How to complete this task — Every entry needs to appear again exactly as written below.

Top of Exercise data

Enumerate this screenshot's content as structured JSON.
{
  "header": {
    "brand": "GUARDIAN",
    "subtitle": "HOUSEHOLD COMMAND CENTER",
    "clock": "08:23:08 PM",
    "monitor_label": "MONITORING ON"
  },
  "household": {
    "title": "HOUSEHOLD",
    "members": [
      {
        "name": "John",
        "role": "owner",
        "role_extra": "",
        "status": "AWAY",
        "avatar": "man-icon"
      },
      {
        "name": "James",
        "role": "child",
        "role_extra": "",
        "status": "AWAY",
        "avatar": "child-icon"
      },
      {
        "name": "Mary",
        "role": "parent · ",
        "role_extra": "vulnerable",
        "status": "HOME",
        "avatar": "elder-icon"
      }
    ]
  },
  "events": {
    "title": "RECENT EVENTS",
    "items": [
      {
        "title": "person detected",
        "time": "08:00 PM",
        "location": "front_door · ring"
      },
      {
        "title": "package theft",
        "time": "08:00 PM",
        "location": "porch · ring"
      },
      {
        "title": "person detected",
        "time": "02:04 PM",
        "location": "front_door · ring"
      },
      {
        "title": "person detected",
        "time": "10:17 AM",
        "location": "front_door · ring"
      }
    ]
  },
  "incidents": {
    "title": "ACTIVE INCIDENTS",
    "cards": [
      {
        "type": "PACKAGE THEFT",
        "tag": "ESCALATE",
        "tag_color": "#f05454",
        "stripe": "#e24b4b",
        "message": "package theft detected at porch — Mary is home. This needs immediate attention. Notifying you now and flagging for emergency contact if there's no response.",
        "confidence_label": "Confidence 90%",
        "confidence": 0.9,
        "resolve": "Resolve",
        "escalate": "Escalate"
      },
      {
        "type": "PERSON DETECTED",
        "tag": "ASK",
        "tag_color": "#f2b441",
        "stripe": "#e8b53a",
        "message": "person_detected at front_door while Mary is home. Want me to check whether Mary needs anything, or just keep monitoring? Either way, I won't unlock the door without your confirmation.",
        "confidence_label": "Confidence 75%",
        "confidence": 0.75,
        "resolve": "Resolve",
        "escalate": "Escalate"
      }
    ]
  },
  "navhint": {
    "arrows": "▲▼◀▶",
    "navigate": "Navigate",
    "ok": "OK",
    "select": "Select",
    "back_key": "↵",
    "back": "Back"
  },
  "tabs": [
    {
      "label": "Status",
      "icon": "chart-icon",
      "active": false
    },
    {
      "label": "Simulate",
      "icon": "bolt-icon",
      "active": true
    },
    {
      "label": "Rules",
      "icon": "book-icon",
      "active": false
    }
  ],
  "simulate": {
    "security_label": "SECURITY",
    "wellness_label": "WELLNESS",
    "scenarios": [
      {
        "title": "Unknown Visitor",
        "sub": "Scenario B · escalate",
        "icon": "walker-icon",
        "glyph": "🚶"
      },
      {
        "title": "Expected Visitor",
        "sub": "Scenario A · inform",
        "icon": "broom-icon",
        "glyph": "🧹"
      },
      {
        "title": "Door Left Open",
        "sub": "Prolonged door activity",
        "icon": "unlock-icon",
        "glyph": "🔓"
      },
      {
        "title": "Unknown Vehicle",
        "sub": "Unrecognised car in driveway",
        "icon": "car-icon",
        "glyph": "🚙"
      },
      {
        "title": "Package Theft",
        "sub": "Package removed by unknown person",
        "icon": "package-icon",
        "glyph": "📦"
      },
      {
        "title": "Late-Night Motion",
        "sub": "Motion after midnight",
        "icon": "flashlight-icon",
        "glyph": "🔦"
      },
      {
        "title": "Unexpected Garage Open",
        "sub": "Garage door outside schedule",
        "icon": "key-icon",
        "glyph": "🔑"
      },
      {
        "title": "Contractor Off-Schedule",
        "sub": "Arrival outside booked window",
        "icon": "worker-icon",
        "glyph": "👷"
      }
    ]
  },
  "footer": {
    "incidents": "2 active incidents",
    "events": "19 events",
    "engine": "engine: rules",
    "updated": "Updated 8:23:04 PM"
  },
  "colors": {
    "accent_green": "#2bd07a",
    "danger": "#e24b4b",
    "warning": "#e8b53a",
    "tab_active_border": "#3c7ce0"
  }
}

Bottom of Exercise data

Your solution —
Enumerate this screenshot's content as structured JSON.
{
  "header": {
    "brand": "GUARDIAN",
    "subtitle": "HOUSEHOLD COMMAND CENTER",
    "clock": "08:23:08 PM",
    "monitor_label": "MONITORING ON"
  },
  "household": {
    "title": "HOUSEHOLD",
    "members": [
      {
        "name": "John",
        "role": "owner",
        "role_extra": "",
        "status": "AWAY",
        "avatar": "man-icon"
      },
      {
        "name": "James",
        "role": "child",
        "role_extra": "",
        "status": "AWAY",
        "avatar": "child-icon"
      },
      {
        "name": "Mary",
        "role": "parent · ",
        "role_extra": "vulnerable",
        "status": "HOME",
        "avatar": "elder-icon"
      }
    ]
  },
  "events": {
    "title": "RECENT EVENTS",
    "items": [
      {
        "title": "person detected",
        "time": "08:00 PM",
        "location": "front_door · ring"
      },
      {
        "title": "package theft",
        "time": "08:00 PM",
        "location": "porch · ring"
      },
      {
        "title": "person detected",
        "time": "02:04 PM",
        "location": "front_door · ring"
      },
      {
        "title": "person detected",
        "time": "10:17 AM",
        "location": "front_door · ring"
      }
    ]
  },
  "incidents": {
    "title": "ACTIVE INCIDENTS",
    "cards": [
      {
        "type": "PACKAGE THEFT",
        "tag": "ESCALATE",
        "tag_color": "#f05454",
        "stripe": "#e24b4b",
        "message": "package theft detected at porch — Mary is home. This needs immediate attention. Notifying you now and flagging for emergency contact if there's no response.",
        "confidence_label": "Confidence 90%",
        "confidence": 0.9,
        "resolve": "Resolve",
        "escalate": "Escalate"
      },
      {
        "type": "PERSON DETECTED",
        "tag": "ASK",
        "tag_color": "#f2b441",
        "stripe": "#e8b53a",
        "message": "person_detected at front_door while Mary is home. Want me to check whether Mary needs anything, or just keep monitoring? Either way, I won't unlock the door without your confirmation.",
        "confidence_label": "Confidence 75%",
        "confidence": 0.75,
        "resolve": "Resolve",
        "escalate": "Escalate"
      }
    ]
  },
  "navhint": {
    "arrows": "▲▼◀▶",
    "navigate": "Navigate",
    "ok": "OK",
    "select": "Select",
    "back_key": "↵",
    "back": "Back"
  },
  "tabs": [
    {
      "label": "Status",
      "icon": "chart-icon",
      "active": false
    },
    {
      "label": "Simulate",
      "icon": "bolt-icon",
      "active": true
    },
    {
      "label": "Rules",
      "icon": "book-icon",
      "active": false
    }
  ],
  "simulate": {
    "security_label": "SECURITY",
    "wellness_label": "WELLNESS",
    "scenarios": [
      {
        "title": "Unknown Visitor",
        "sub": "Scenario B · escalate",
        "icon": "walker-icon",
        "glyph": "🚶"
      },
      {
        "title": "Expected Visitor",
        "sub": "Scenario A · inform",
        "icon": "broom-icon",
        "glyph": "🧹"
      },
      {
        "title": "Door Left Open",
        "sub": "Prolonged door activity",
        "icon": "unlock-icon",
        "glyph": "🔓"
      },
      {
        "title": "Unknown Vehicle",
        "sub": "Unrecognised car in driveway",
        "icon": "car-icon",
        "glyph": "🚙"
      },
      {
        "title": "Package Theft",
        "sub": "Package removed by unknown person",
        "icon": "package-icon",
        "glyph": "📦"
      },
      {
        "title": "Late-Night Motion",
        "sub": "Motion after midnight",
        "icon": "flashlight-icon",
        "glyph": "🔦"
      },
      {
        "title": "Unexpected Garage Open",
        "sub": "Garage door outside schedule",
        "icon": "key-icon",
        "glyph": "🔑"
      },
      {
        "title": "Contractor Off-Schedule",
        "sub": "Arrival outside booked window",
        "icon": "worker-icon",
        "glyph": "👷"
      }
    ]
  },
  "footer": {
    "incidents": "2 active incidents",
    "events": "19 events",
    "engine": "engine: rules",
    "updated": "Updated 8:23:04 PM"
  },
  "colors": {
    "accent_green": "#2bd07a",
    "danger": "#e24b4b",
    "warning": "#e8b53a",
    "tab_active_border": "#3c7ce0"
  }
}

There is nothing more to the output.